• WORK REQUEST: Here the whole listing must be retyped exactly, with no line omitted.

• RECORDS FOR THIS TASK:
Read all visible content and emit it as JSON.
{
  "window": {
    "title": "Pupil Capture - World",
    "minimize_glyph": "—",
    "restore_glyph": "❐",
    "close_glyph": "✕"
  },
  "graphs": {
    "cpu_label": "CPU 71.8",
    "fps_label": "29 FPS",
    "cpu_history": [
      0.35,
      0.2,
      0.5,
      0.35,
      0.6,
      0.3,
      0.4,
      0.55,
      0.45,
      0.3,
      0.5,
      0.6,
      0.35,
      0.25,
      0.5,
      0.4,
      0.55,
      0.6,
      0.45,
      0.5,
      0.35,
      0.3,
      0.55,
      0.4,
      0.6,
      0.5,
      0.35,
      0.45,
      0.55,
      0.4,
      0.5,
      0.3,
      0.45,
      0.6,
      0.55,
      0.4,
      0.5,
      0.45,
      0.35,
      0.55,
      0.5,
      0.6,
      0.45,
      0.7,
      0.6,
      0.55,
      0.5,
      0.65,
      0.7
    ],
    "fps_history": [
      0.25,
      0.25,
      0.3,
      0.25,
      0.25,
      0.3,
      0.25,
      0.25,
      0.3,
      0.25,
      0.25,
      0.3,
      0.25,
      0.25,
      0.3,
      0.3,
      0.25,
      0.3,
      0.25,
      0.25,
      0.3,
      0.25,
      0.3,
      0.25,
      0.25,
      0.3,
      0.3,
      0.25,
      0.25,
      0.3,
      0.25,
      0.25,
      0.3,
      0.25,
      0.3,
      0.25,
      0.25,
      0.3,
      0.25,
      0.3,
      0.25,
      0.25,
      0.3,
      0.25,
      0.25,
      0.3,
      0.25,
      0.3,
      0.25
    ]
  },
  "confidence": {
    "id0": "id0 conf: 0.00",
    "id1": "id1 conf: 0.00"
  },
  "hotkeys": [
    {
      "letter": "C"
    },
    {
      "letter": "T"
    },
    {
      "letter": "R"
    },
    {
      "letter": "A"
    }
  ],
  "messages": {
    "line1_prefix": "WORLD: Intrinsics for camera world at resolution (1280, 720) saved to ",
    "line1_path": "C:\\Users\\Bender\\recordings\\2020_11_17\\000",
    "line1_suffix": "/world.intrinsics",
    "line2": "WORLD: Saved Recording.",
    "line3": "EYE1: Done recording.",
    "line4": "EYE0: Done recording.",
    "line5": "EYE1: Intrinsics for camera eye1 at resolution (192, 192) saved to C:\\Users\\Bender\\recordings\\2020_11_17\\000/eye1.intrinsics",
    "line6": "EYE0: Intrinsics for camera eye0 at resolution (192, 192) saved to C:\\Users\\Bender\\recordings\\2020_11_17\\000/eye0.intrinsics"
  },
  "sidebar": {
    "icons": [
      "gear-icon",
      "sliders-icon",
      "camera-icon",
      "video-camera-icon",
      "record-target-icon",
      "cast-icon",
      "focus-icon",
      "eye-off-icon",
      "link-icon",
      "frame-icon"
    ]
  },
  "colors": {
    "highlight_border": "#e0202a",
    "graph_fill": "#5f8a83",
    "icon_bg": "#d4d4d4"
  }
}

• EXPECTED OUTPUT:
Read all visible content and emit it as JSON.
{
  "window": {
    "title": "Pupil Capture - World",
    "minimize_glyph": "—",
    "restore_glyph": "❐",
    "close_glyph": "✕"
  },
  "graphs": {
    "cpu_label": "CPU 71.8",
    "fps_label": "29 FPS",
    "cpu_history": [
      0.35,
      0.2,
      0.5,
      0.35,
      0.6,
      0.3,
      0.4,
      0.55,
      0.45,
      0.3,
      0.5,
      0.6,
      0.35,
      0.25,
      0.5,
      0.4,
      0.55,
      0.6,
      0.45,
      0.5,
      0.35,
      0.3,
      0.55,
      0.4,
      0.6,
      0.5,
      0.35,
      0.45,
      0.55,
      0.4,
      0.5,
      0.3,
      0.45,
      0.6,
      0.55,
      0.4,
      0.5,
      0.45,
      0.35,
      0.55,
      0.5,
      0.6,
      0.45,
      0.7,
      0.6,
      0.55,
      0.5,
      0.65,
      0.7
    ],
    "fps_history": [
      0.25,
      0.25,
      0.3,
      0.25,
      0.25,
      0.3,
      0.25,
      0.25,
      0.3,
      0.25,
      0.25,
      0.3,
      0.25,
      0.25,
      0.3,
      0.3,
      0.25,
      0.3,
      0.25,
      0.25,
      0.3,
      0.25,
      0.3,
      0.25,
      0.25,
      0.3,
      0.3,
      0.25,
      0.25,
      0.3,
      0.25,
      0.25,
      0.3,
      0.25,
      0.3,
      0.25,
      0.25,
      0.3,
      0.25,
      0.3,
      0.25,
      0.25,
      0.3,
      0.25,
      0.25,
      0.3,
      0.25,
      0.3,
      0.25
    ]
  },
  "confidence": {
    "id0": "id0 conf: 0.00",
    "id1": "id1 conf: 0.00"
  },
  "hotkeys": [
    {
      "letter": "C"
    },
    {
      "letter": "T"
    },
    {
      "letter": "R"
    },
    {
      "letter": "A"
    }
  ],
  "messages": {
    "line1_prefix": "WORLD: Intrinsics for camera world at resolution (1280, 720) saved to ",
    "line1_path": "C:\\Users\\Bender\\recordings\\2020_11_17\\000",
    "line1_suffix": "/world.intrinsics",
    "line2": "WORLD: Saved Recording.",
    "line3": "EYE1: Done recording.",
    "line4": "EYE0: Done recording.",
    "line5": "EYE1: Intrinsics for camera eye1 at resolution (192, 192) saved to C:\\Users\\Bender\\recordings\\2020_11_17\\000/eye1.intrinsics",
    "line6": "EYE0: Intrinsics for camera eye0 at resolution (192, 192) saved to C:\\Users\\Bender\\recordings\\2020_11_17\\000/eye0.intrinsics"
  },
  "sidebar": {
    "icons": [
      "gear-icon",
      "sliders-icon",
      "camera-icon",
      "video-camera-icon",
      "record-target-icon",
      "cast-icon",
      "focus-icon",
      "eye-off-icon",
      "link-icon",
      "frame-icon"
    ]
  },
  "colors": {
    "highlight_border": "#e0202a",
    "graph_fill": "#5f8a83",
    "icon_bg": "#d4d4d4"
  }
}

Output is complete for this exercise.